● Data excerpts:

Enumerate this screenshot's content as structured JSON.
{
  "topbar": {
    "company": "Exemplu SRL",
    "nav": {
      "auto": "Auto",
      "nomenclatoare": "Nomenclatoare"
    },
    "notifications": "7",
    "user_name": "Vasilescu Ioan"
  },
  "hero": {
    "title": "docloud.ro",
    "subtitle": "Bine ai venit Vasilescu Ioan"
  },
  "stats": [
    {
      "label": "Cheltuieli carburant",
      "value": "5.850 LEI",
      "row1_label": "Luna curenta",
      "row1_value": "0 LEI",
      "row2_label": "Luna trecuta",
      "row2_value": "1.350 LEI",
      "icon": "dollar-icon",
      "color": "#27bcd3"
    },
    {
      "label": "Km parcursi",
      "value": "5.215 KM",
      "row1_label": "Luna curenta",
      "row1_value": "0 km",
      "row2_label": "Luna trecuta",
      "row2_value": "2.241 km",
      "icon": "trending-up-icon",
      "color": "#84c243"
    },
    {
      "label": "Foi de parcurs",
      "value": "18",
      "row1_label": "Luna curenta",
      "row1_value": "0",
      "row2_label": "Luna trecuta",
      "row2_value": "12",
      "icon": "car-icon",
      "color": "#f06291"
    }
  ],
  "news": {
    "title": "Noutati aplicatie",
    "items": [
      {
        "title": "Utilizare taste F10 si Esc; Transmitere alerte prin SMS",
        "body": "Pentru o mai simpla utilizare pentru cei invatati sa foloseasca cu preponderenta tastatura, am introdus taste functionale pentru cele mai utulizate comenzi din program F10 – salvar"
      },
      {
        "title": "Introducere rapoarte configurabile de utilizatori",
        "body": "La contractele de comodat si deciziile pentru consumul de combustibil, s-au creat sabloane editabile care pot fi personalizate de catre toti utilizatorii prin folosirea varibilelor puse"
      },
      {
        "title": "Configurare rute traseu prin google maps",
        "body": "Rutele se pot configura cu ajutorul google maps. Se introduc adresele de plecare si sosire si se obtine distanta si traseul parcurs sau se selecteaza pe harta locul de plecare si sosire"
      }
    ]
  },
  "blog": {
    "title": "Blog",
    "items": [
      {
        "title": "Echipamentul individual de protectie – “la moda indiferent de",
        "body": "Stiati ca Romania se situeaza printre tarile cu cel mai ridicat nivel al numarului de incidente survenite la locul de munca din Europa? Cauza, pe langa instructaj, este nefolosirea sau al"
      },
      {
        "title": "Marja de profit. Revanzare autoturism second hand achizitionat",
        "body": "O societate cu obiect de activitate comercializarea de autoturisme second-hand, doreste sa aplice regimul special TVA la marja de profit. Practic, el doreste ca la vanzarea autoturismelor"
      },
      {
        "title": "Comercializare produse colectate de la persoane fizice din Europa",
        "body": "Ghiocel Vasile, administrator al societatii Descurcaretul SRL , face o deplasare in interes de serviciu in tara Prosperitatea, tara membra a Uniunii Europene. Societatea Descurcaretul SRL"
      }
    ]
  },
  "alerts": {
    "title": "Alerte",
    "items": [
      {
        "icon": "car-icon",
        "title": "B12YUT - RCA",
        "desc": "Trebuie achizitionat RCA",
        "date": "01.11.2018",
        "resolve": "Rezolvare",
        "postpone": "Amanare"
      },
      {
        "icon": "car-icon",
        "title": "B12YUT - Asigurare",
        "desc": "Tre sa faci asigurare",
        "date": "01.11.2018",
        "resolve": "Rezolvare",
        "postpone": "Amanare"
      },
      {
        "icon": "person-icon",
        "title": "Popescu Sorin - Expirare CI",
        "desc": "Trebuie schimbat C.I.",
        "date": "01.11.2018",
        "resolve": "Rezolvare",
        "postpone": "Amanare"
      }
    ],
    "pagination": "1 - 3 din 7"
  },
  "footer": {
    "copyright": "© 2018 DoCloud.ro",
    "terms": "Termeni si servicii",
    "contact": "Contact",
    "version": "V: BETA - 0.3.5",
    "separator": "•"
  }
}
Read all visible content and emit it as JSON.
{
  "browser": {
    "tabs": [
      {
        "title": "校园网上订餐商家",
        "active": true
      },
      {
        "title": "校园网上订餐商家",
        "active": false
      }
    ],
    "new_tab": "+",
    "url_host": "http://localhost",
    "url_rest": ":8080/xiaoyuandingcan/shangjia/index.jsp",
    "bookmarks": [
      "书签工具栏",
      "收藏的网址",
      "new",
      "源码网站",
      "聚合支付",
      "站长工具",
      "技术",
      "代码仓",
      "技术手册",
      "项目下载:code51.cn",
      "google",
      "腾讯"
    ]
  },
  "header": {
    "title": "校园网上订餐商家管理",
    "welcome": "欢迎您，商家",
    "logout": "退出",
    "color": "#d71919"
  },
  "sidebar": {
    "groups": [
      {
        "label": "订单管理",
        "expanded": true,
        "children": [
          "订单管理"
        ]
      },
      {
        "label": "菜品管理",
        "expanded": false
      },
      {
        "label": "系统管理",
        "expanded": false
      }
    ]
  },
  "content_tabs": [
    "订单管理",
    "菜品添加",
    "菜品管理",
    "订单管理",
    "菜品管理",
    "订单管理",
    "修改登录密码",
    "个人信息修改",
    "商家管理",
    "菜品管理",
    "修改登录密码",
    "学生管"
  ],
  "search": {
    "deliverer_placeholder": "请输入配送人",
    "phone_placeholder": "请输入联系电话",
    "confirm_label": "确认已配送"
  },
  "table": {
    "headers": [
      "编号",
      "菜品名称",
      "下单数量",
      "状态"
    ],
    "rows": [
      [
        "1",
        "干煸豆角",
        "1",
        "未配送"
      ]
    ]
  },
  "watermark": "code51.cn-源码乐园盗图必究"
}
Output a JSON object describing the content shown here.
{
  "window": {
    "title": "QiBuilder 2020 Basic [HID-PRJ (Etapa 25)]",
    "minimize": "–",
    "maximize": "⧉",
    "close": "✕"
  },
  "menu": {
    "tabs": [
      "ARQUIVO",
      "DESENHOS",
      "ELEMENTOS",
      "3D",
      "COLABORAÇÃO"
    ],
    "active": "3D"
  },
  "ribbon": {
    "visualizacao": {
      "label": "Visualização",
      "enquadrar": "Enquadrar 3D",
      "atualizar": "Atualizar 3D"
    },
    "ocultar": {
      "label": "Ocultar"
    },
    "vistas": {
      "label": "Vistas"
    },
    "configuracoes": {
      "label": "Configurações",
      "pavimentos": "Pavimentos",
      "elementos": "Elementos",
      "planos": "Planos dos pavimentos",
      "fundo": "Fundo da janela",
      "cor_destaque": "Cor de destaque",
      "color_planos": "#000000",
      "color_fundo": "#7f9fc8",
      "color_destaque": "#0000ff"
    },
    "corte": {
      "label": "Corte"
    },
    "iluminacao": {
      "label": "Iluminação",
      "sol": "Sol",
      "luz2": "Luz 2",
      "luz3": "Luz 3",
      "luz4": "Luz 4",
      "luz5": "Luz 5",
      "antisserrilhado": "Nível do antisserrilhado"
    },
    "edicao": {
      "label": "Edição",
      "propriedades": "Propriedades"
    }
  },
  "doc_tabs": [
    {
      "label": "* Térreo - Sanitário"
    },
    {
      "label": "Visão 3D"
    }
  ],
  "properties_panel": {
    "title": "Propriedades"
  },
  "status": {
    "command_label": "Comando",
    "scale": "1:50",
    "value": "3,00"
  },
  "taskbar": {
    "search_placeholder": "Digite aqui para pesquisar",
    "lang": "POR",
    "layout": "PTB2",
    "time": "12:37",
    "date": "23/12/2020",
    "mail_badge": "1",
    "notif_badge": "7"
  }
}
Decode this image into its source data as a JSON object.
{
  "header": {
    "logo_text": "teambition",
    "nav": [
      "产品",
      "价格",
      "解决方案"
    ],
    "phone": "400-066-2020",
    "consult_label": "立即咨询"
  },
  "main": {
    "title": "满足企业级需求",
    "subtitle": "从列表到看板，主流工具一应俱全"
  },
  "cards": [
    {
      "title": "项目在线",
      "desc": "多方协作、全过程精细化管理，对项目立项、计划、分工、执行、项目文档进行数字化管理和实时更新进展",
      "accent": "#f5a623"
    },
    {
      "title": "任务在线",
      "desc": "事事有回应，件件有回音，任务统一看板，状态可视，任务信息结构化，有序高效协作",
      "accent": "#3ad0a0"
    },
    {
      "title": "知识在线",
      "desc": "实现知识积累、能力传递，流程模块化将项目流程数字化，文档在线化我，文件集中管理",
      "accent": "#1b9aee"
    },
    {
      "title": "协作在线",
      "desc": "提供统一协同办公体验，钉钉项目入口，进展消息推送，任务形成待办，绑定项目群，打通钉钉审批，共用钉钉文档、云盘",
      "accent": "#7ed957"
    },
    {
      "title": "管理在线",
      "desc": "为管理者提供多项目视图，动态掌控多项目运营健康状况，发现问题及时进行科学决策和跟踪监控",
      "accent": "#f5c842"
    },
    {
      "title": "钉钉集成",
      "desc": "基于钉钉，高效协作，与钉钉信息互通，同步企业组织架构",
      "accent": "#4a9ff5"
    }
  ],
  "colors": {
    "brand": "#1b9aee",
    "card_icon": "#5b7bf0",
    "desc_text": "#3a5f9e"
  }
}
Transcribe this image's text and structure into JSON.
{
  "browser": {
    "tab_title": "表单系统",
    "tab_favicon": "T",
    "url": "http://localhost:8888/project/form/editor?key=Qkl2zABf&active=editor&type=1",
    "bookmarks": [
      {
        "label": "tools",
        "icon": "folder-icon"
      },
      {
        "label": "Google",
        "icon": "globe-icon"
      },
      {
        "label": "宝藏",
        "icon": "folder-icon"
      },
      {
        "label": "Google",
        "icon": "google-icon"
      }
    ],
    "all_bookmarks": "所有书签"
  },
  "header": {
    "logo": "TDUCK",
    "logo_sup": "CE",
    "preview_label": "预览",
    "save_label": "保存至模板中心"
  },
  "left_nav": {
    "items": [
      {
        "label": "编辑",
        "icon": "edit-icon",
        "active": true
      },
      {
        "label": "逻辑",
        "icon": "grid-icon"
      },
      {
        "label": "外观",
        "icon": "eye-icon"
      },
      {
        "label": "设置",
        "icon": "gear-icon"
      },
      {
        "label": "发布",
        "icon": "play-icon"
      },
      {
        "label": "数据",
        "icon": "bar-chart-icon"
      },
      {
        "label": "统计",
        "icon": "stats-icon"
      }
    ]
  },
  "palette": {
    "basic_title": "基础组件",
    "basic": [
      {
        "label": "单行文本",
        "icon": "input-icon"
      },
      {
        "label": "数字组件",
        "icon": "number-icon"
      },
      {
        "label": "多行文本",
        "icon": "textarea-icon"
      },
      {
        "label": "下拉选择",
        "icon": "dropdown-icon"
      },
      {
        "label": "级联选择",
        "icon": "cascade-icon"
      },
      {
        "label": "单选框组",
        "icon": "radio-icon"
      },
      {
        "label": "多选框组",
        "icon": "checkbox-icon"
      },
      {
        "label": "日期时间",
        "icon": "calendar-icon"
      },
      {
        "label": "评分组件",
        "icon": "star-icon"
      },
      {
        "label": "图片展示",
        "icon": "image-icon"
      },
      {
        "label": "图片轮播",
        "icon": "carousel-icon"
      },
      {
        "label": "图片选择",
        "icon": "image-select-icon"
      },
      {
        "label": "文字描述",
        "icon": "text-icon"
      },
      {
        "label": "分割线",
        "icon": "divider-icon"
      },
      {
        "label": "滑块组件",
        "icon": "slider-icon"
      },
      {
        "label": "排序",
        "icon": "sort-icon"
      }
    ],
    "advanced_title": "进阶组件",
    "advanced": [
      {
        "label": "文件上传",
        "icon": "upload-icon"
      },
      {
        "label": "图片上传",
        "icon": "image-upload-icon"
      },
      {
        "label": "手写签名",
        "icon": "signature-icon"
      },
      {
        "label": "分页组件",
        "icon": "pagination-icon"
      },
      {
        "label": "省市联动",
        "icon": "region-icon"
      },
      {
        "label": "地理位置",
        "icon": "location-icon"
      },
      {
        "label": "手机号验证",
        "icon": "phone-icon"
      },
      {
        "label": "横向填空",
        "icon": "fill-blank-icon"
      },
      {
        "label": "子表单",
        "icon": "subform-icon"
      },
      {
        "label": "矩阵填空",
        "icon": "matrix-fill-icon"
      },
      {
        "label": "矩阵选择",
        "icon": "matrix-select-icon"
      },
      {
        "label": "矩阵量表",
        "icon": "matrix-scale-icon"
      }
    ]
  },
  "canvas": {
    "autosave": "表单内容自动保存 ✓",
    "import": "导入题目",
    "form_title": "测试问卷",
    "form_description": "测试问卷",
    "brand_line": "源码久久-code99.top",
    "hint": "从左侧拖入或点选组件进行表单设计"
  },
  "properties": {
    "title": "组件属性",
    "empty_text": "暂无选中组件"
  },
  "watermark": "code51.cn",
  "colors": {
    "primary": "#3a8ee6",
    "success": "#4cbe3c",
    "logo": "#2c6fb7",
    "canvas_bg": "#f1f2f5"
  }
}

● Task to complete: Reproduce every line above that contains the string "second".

● Exercise solution:
        "title": "Marja de profit. Revanzare autoturism second hand achizitionat",
        "body": "O societate cu obiect de activitate comercializarea de autoturisme second-hand, doreste sa aplice regimul special TVA la marja de profit. Practic, el doreste ca la vanzarea autoturismelor"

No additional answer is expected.